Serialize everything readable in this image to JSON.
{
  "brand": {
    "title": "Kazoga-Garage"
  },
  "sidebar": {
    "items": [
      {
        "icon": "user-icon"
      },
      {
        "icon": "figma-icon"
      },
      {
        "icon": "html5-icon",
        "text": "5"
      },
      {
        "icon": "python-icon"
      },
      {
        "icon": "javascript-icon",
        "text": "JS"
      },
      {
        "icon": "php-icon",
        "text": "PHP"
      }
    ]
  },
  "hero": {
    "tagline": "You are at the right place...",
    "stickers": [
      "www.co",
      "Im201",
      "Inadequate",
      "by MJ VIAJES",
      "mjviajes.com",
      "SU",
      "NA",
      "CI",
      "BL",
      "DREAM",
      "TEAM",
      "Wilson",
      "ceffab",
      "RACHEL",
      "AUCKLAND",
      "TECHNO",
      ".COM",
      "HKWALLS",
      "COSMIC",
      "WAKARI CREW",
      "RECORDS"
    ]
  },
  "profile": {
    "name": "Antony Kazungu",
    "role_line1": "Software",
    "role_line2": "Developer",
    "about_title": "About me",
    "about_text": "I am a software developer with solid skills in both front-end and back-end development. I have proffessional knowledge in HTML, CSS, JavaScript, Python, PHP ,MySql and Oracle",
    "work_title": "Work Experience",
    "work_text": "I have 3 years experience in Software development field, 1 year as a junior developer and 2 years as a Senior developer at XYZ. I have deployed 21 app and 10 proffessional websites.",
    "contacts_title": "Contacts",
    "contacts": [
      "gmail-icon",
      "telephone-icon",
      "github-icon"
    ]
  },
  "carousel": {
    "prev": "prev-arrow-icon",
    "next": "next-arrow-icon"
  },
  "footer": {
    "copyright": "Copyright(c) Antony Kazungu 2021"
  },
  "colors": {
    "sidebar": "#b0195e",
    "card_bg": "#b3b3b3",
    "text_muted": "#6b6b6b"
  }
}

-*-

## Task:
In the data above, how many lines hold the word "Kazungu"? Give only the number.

## Solution for this problem:
2